### How to complete this task
Copy out the data that comes next, character for character, and leave the images aside.

━━━━━ Supplied data ━━━━━

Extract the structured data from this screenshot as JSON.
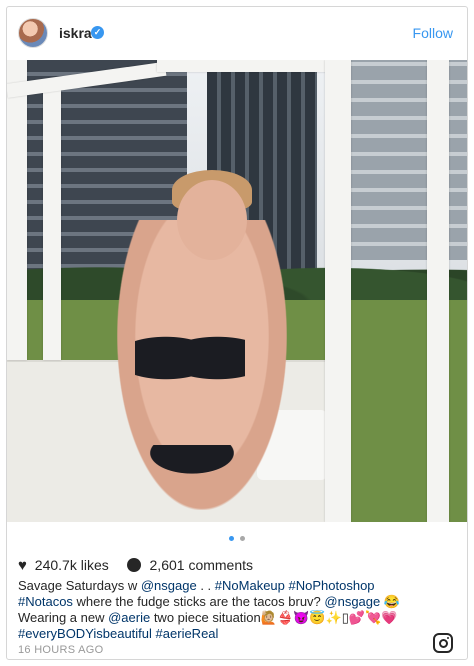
{
  "header": {
    "username": "iskra",
    "follow_label": "Follow",
    "verified_glyph": "✓"
  },
  "post": {
    "carousel": {
      "count": 2,
      "active_index": 0
    },
    "stats": {
      "likes": "240.7k likes",
      "comments": "2,601 comments"
    },
    "caption": {
      "line1_text": "Savage Saturdays w ",
      "mention1": "@nsgage",
      "line1_sep": " . . ",
      "tag1": "#NoMakeup",
      "tag2": "#NoPhotoshop",
      "tag3": "#Notacos",
      "line2_text": " where the fudge sticks are the tacos bruv? ",
      "mention2": "@nsgage",
      "emoji1": "😂",
      "line3_text": "Wearing a new ",
      "mention3": "@aerie",
      "line3_text2": " two piece situation",
      "emoji2": "🙋🏼👙😈😇✨▯💕💘💗",
      "tag4": "#everyBODYisbeautiful",
      "tag5": "#aerieReal"
    },
    "timestamp": "16 HOURS AGO"
  },
  "icons": {
    "heart": "heart-icon",
    "comment": "comment-icon",
    "instagram": "instagram-icon",
    "verified": "verified-badge-icon"
  },
  "colors": {
    "link": "#3897f0",
    "hashtag": "#003569",
    "text": "#262626",
    "muted": "#999999"
  }
}
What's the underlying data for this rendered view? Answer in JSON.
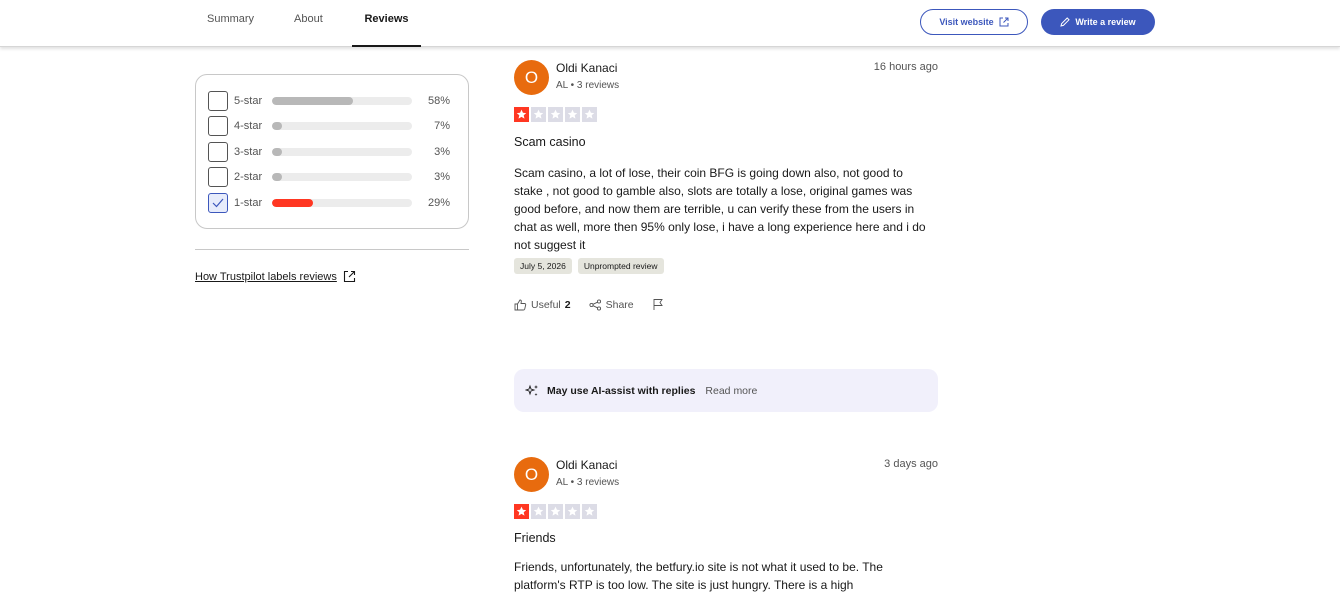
{
  "nav": {
    "tabs": [
      {
        "label": "Summary"
      },
      {
        "label": "About"
      },
      {
        "label": "Reviews"
      }
    ],
    "visit_label": "Visit website",
    "write_label": "Write a review"
  },
  "filter": {
    "rows": [
      {
        "label": "5-star",
        "pct": "58%",
        "fill": 0.58,
        "checked": false
      },
      {
        "label": "4-star",
        "pct": "7%",
        "fill": 0.07,
        "checked": false
      },
      {
        "label": "3-star",
        "pct": "3%",
        "fill": 0.03,
        "checked": false
      },
      {
        "label": "2-star",
        "pct": "3%",
        "fill": 0.03,
        "checked": false
      },
      {
        "label": "1-star",
        "pct": "29%",
        "fill": 0.29,
        "checked": true
      }
    ],
    "labels_link": "How Trustpilot labels reviews"
  },
  "reviews": [
    {
      "avatar_letter": "O",
      "name": "Oldi Kanaci",
      "meta": "AL • 3 reviews",
      "date": "16 hours ago",
      "rating": 1,
      "title": "Scam casino",
      "body": "Scam casino, a lot of lose, their coin BFG is going down also, not good to stake , not good to gamble also, slots are totally a lose, original games was good before, and now them are terrible, u can verify these from the users in chat as well, more then 95% only lose, i have a long experience here and i do not suggest it",
      "tags": [
        "July 5, 2026",
        "Unprompted review"
      ],
      "useful_label": "Useful",
      "useful_count": "2",
      "share_label": "Share"
    },
    {
      "avatar_letter": "O",
      "name": "Oldi Kanaci",
      "meta": "AL • 3 reviews",
      "date": "3 days ago",
      "rating": 1,
      "title": "Friends",
      "body": "Friends, unfortunately, the betfury.io site is not what it used to be. The platform's RTP is too low. The site is just hungry. There is a high"
    }
  ],
  "ai_notice": {
    "text": "May use AI-assist with replies",
    "link": "Read more"
  },
  "colors": {
    "brand_blue": "#3c57bc",
    "star_red": "#ff3722",
    "avatar_orange": "#e86b0e",
    "ai_bg": "#f1f0fb"
  }
}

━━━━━

### Answer to the problem
Extract the structured data from this screenshot as JSON.
{
  "header": {
    "username": "iskra",
    "follow_label": "Follow",
    "verified_glyph": "✓"
  },
  "post": {
    "carousel": {
      "count": 2,
      "active_index": 0
    },
    "stats": {
      "likes": "240.7k likes",
      "comments": "2,601 comments"
    },
    "caption": {
      "line1_text": "Savage Saturdays w ",
      "mention1": "@nsgage",
      "line1_sep": " . . ",
      "tag1": "#NoMakeup",
      "tag2": "#NoPhotoshop",
      "tag3": "#Notacos",
      "line2_text": " where the fudge sticks are the tacos bruv? ",
      "mention2": "@nsgage",
      "emoji1": "😂",
      "line3_text": "Wearing a new ",
      "mention3": "@aerie",
      "line3_text2": " two piece situation",
      "emoji2": "🙋🏼👙😈😇✨▯💕💘💗",
      "tag4": "#everyBODYisbeautiful",
      "tag5": "#aerieReal"
    },
    "timestamp": "16 HOURS AGO"
  },
  "icons": {
    "heart": "heart-icon",
    "comment": "comment-icon",
    "instagram": "instagram-icon",
    "verified": "verified-badge-icon"
  },
  "colors": {
    "link": "#3897f0",
    "hashtag": "#003569",
    "text": "#262626",
    "muted": "#999999"
  }
}
What's the underlying data for this rendered view? Answer in JSON.
{
  "nav": {
    "tabs": [
      {
        "label": "Summary"
      },
      {
        "label": "About"
      },
      {
        "label": "Reviews"
      }
    ],
    "visit_label": "Visit website",
    "write_label": "Write a review"
  },
  "filter": {
    "rows": [
      {
        "label": "5-star",
        "pct": "58%",
        "fill": 0.58,
        "checked": false
      },
      {
        "label": "4-star",
        "pct": "7%",
        "fill": 0.07,
        "checked": false
      },
      {
        "label": "3-star",
        "pct": "3%",
        "fill": 0.03,
        "checked": false
      },
      {
        "label": "2-star",
        "pct": "3%",
        "fill": 0.03,
        "checked": false
      },
      {
        "label": "1-star",
        "pct": "29%",
        "fill": 0.29,
        "checked": true
      }
    ],
    "labels_link": "How Trustpilot labels reviews"
  },
  "reviews": [
    {
      "avatar_letter": "O",
      "name": "Oldi Kanaci",
      "meta": "AL • 3 reviews",
      "date": "16 hours ago",
      "rating": 1,
      "title": "Scam casino",
      "body": "Scam casino, a lot of lose, their coin BFG is going down also, not good to stake , not good to gamble also, slots are totally a lose, original games was good before, and now them are terrible, u can verify these from the users in chat as well, more then 95% only lose, i have a long experience here and i do not suggest it",
      "tags": [
        "July 5, 2026",
        "Unprompted review"
      ],
      "useful_label": "Useful",
      "useful_count": "2",
      "share_label": "Share"
    },
    {
      "avatar_letter": "O",
      "name": "Oldi Kanaci",
      "meta": "AL • 3 reviews",
      "date": "3 days ago",
      "rating": 1,
      "title": "Friends",
      "body": "Friends, unfortunately, the betfury.io site is not what it used to be. The platform's RTP is too low. The site is just hungry. There is a high"
    }
  ],
  "ai_notice": {
    "text": "May use AI-assist with replies",
    "link": "Read more"
  },
  "colors": {
    "brand_blue": "#3c57bc",
    "star_red": "#ff3722",
    "avatar_orange": "#e86b0e",
    "ai_bg": "#f1f0fb"
  }
}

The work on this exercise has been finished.